Because lately I’ve been slogging through Amazon’s The Romanoffs, the anthology series from Mad Men creator Matthew Weiner that includes at least one character each episode who claims descent from Russian’s doomed royal family, and finishing up the final season of Netflix’s House of Cards.
Not only are happy endings few and far between in these shows, but both are full of people so awful that even the twinkliest Hallmark Channel characters would be hard-pressed to turn them from the dark side.
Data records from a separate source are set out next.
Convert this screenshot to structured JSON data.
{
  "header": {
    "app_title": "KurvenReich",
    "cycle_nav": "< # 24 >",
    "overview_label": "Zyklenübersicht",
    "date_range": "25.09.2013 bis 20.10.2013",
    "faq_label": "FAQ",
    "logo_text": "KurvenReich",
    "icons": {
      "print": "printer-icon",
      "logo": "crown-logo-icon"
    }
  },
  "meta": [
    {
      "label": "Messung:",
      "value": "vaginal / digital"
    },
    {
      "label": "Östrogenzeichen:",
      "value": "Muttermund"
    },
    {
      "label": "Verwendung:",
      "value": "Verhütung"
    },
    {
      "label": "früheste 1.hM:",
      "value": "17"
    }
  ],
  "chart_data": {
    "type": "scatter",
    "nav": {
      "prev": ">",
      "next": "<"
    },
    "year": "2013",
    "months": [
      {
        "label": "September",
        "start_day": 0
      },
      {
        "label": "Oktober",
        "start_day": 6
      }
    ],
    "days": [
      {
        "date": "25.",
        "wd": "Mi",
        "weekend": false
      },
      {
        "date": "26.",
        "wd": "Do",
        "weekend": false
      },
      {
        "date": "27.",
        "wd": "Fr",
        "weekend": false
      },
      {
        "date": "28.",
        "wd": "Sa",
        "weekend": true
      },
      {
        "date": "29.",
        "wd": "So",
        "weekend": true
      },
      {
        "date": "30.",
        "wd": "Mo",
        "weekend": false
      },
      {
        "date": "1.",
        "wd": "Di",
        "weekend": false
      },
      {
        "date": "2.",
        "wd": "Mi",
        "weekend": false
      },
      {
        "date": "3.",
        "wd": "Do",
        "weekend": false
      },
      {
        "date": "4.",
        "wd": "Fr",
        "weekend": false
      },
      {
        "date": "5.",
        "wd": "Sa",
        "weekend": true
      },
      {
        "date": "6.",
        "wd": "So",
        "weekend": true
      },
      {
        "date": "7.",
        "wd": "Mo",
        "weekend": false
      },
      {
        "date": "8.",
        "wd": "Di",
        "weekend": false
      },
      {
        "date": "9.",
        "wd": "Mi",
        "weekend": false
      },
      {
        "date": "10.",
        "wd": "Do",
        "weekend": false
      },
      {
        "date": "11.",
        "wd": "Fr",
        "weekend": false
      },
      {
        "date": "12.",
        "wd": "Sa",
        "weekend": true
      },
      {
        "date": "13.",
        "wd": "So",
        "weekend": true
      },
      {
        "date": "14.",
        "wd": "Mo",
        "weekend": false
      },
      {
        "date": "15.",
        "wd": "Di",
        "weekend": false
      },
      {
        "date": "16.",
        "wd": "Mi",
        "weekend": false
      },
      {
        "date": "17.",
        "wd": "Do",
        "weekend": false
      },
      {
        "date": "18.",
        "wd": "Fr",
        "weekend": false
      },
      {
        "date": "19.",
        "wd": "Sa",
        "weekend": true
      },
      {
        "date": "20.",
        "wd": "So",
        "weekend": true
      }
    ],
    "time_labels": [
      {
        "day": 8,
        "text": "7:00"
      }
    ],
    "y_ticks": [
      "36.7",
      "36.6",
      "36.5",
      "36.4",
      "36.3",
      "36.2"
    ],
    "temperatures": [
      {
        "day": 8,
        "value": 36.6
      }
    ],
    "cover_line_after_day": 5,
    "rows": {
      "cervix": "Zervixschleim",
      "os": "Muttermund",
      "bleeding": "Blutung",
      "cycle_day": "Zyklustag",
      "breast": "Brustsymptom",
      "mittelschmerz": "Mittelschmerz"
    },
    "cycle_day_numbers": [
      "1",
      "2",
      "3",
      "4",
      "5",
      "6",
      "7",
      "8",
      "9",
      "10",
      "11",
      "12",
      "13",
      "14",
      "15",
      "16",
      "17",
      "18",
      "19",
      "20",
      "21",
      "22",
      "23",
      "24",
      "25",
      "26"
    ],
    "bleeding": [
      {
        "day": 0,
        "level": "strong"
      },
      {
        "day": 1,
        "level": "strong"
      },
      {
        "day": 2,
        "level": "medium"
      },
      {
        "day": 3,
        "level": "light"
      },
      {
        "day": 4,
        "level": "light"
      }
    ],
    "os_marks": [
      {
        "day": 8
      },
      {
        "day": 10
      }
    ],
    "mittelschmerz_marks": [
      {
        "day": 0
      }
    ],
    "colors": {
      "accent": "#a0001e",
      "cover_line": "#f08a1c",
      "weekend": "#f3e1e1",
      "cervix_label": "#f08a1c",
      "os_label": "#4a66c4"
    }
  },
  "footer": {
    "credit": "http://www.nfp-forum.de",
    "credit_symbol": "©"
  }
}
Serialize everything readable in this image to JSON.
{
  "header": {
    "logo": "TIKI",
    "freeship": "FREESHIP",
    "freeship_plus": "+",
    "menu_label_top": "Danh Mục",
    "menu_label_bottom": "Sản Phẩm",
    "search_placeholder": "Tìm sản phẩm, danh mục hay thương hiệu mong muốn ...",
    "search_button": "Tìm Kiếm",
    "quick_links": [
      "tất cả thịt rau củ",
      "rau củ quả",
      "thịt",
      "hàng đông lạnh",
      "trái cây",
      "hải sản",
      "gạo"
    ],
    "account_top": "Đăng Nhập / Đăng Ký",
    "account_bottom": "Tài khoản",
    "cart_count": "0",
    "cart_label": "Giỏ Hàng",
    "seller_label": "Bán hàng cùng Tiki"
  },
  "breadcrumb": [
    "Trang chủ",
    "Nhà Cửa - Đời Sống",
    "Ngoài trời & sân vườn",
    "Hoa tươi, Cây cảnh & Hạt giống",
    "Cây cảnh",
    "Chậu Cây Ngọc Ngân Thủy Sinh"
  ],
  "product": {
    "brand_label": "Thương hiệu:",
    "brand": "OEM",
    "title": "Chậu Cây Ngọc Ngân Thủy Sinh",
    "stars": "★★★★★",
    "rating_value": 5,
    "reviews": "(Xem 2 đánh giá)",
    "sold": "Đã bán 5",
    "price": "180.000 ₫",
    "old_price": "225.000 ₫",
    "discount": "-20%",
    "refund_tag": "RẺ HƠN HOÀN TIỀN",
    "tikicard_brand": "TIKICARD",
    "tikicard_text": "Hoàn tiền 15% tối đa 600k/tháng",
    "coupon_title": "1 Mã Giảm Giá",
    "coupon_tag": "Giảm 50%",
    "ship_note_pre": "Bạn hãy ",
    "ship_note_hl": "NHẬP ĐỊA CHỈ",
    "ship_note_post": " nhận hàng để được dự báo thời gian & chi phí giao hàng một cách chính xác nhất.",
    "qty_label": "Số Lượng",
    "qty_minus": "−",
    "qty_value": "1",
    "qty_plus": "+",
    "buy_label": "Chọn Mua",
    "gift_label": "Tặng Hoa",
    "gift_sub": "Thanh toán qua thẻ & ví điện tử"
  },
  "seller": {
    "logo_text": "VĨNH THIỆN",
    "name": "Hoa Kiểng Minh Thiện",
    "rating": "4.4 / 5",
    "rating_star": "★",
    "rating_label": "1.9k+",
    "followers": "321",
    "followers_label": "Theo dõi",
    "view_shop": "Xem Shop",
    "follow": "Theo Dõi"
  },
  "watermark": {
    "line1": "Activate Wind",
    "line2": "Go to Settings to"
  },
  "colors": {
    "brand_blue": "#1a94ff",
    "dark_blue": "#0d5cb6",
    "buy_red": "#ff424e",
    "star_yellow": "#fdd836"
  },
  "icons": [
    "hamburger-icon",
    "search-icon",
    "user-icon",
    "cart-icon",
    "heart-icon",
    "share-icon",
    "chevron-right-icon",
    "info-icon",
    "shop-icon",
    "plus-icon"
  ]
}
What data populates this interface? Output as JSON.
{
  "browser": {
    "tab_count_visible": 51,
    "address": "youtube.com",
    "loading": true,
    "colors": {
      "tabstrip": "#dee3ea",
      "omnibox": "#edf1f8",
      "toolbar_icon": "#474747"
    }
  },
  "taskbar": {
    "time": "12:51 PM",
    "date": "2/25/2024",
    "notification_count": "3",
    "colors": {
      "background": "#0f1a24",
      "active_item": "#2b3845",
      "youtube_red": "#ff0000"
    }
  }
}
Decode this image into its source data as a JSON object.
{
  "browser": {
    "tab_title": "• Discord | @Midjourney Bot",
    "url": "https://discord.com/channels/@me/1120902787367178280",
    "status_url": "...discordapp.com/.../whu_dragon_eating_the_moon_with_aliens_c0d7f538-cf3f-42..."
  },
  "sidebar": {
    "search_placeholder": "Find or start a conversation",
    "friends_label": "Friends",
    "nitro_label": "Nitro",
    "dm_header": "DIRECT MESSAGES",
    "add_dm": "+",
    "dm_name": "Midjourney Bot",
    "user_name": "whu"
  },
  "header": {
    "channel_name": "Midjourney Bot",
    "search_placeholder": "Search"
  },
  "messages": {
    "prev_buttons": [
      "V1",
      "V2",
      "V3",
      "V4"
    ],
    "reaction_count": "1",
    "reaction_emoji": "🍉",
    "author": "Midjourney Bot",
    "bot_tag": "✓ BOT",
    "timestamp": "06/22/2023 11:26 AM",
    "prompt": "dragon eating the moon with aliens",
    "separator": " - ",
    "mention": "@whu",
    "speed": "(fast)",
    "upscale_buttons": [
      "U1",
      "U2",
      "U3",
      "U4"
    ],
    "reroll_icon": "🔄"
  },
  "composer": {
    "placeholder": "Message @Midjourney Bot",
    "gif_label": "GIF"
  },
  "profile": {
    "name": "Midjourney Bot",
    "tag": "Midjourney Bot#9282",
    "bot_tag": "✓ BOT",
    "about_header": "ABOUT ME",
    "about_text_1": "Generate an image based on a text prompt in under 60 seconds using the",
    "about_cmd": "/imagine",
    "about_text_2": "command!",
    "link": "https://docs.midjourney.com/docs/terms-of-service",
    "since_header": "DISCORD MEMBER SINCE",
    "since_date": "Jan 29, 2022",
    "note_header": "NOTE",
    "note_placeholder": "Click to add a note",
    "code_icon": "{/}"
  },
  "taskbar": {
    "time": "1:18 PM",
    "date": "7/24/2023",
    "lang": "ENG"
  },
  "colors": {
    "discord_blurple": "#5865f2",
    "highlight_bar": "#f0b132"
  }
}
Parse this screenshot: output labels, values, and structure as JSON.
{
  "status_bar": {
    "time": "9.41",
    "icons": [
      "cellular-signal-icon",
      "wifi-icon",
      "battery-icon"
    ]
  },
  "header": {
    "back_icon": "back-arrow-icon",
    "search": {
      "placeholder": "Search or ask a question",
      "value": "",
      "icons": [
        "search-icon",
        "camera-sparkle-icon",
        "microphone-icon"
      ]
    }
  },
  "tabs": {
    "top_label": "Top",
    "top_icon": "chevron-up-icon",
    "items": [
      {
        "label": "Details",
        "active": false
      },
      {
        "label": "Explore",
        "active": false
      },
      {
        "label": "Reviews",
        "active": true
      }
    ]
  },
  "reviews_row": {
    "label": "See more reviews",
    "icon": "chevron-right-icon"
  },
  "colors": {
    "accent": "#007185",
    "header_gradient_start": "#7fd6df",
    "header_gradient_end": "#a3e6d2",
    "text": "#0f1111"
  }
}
I’m generally OK with gloom (see TV, Scandinavian), but I do like things to have a point, and if the point is merely, “Everything is terrible,” well, thanks, but that’s what cable news is for.
So while it’s exhausting to try to keep up with Netflix’s own-every-genre style of programming, I’m not entirely unhappy that it’s lately been pointing me toward its growing library of romantic comedies (yes, even the teen ones). Among the made-for-Netflix offerings, there’s nothing like the brand discipline that exists at Hallmark, where you know what you’re getting going in — it’s hard to believe the same programmers ordered Netflix’s charming To All the Boys I’ve Loved Before and the seriously wrongheaded Sierra Burgess Is a Loser — but what its romantic comedies lack in consistency, they frequently make up for in diversity.
It’s hard to imagine Hallmark making Nappily Ever After, a Netflix romantic comedy about an African American ad executive (Sanaa Lathan) whose relationship with her hair is as complicated as it is with the men in her life, and yet the story it tells would fit in fine there. So would The Holiday Calendar, a Netflix holiday movie starring Kat Graham (The Vampire Diaries) as an ambitious photographer who can’t seem to focus on the right guy, and This Is Us' Ron Cephas Jones as the grandfather whose gift of an antique Advent calendar will change her life.
Like Netflix, Lifetime and Freeform — which also aspire to Hallmark’s holiday market share — don’t insist on all-white Christmases.
Hallmark, to be fair, isn’t unaware that its casting could be more inclusive, and it’s proceeding the Hallmark way — with familiar faces.
“That’s very important to us, to be more diverse,” Hallmark Channel CEO Bill Abbott told me in an interview last summer, adding that he thought they’d made strides in 2018.
Philadelphia’s Holly Robinson Peete, whose family’s show, Meet the Peetes, is the channel’s first venture into “reality” programming, starred this year, along with Rick Fox, in two Morning Show Mystery movies for the network’s Movies & Mysteries channel, based on books by NBC’s Today show weatherguy Al Roker, who also produced the movies. Peete also has appeared in other Hallmark movies, including last year’s Christmas in Evergreen and its sequel, Christmas in Evergreen: Letters to Santa, which premiered last Sunday (and will air again at various times, including 8 p.m. Wednesday, Nov. 28).
She and her husband, onetime Eagles quarterback Rodney Peete, will star with their family in the Meet the Peetes Christmas Special at 9 p.m. Dec. 3, before the series returns next year.
The network’s “Countdown to Christmas” lineup suggests signs of progress don’t begin and end with Peete. (Or as NiceGirlsTV.com put it, “Hallmark Channel is finally producing holiday movies with black leads!”)
At 8 p.m. Saturday, Nov. 24, Tatyana Ali (The Fresh Prince of Bel-Air) stars, along with Dondré T. Whitfield (Queen Sugar), Dennis Haysbert (24), and Philadelphia’s own Patti LaBelle, in the debut of Christmas Everlasting, a Hallmark Hall of Fame presentation in which Ali plays a busy Manhattan lawyer who returns to her Wisconsin hometown after the death of her sister, and finds she’ll need to stay awhile (as characters in Hallmark movies nearly always do).